Sony PlayStation 5 May Arrive Sooner Than Expected
The original Sony PlayStation launched in December 1994. The PlayStation 4 first launched globally in November 2013. It was a smash hit. Sony recently revealed that it has shipped over 60 million units of the consoles since launch. It has outsold its rival Xbox One which launched around the same time nearly 2:1 to date.
Although Sony’s console got a sort of “mid-cycle refresh” last year with the introduction of the PlayStation 4 Pro. It looks as though we could see a true next-generation console from the company as soon as next year. That information comes from Macquarie Capital Securities analyst Damian Thong. As per his prediction, the PlayStation 5 will arrive in the second half of next year.
Sony, meanwhile, is yet to announce anything about the PS5. But considering that Microsoft’s Project Scorpio is in the works and that Nintendo’s Switch has been met with plenty of enthusiasm. It wouldn’t be surprising to see Sony push a PS5 to stores sooner than anticipated. After all, Sony last year released a mild PlayStation update with the PS4 Slim and PS4 Pro signaling that it’s more than ready to refresh its newest console to better compete against Microsoft.
Like the Xbox One, the PS4 is powered by a custom, AMD-built x86 multi-core processor, and AMD GPU. And those chips leverage essentially the same technology that’s used in PCs. So, although there are some considerations to make should Sony want to maintain compatibility with PS4 titles. It is a safe bet that the PlayStation 5 will simply have a more powerful processor, faster GPU, faster memory, and more storage.
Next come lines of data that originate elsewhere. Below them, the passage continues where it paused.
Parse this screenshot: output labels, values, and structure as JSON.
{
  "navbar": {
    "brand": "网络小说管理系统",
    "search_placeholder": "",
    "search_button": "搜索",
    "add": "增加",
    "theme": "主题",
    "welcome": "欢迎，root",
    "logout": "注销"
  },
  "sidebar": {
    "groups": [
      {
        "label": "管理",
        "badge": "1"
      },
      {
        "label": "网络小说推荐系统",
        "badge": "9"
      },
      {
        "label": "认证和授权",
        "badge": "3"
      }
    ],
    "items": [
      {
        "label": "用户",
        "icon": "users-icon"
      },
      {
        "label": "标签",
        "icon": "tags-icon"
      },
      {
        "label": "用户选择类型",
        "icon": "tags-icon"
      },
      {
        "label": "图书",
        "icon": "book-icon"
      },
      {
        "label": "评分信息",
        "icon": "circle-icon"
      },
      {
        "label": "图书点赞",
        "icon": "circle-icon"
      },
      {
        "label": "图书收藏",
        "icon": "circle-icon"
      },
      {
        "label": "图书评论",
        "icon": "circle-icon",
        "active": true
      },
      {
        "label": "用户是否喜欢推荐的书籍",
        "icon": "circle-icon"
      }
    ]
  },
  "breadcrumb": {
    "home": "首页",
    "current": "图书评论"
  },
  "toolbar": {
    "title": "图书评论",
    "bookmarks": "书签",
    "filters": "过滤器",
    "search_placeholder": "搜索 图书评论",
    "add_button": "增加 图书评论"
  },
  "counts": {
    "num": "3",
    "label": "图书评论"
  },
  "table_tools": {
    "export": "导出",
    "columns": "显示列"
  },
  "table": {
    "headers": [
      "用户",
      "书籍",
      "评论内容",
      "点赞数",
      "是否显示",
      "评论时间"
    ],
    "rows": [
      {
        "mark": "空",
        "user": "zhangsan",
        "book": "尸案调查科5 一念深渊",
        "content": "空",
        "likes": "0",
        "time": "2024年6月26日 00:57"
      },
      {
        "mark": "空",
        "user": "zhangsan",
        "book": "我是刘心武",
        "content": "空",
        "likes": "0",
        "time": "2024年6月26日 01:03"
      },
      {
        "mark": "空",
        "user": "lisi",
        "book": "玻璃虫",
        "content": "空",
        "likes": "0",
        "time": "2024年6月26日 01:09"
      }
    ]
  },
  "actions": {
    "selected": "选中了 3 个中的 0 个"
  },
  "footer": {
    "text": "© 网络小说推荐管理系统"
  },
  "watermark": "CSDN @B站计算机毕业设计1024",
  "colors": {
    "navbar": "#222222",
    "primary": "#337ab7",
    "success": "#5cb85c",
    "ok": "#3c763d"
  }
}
It is unlikely that Sony will confirm any of these rumors or tip its hat anytime soon. Considering the relative youth of the PS4 Pro and continuing success of its current generation console. But turning its console into what is fundamentally a custom, small-form-factor PC, would allow Sony to accelerate the development cycle of a next-gen console. And since AMD already has a new CPU architecture out and a next-gen GPU architecture on the way, codenamed Vega, it wouldn’t be shocking to see Sony leverage the new technology in the PlayStation 5.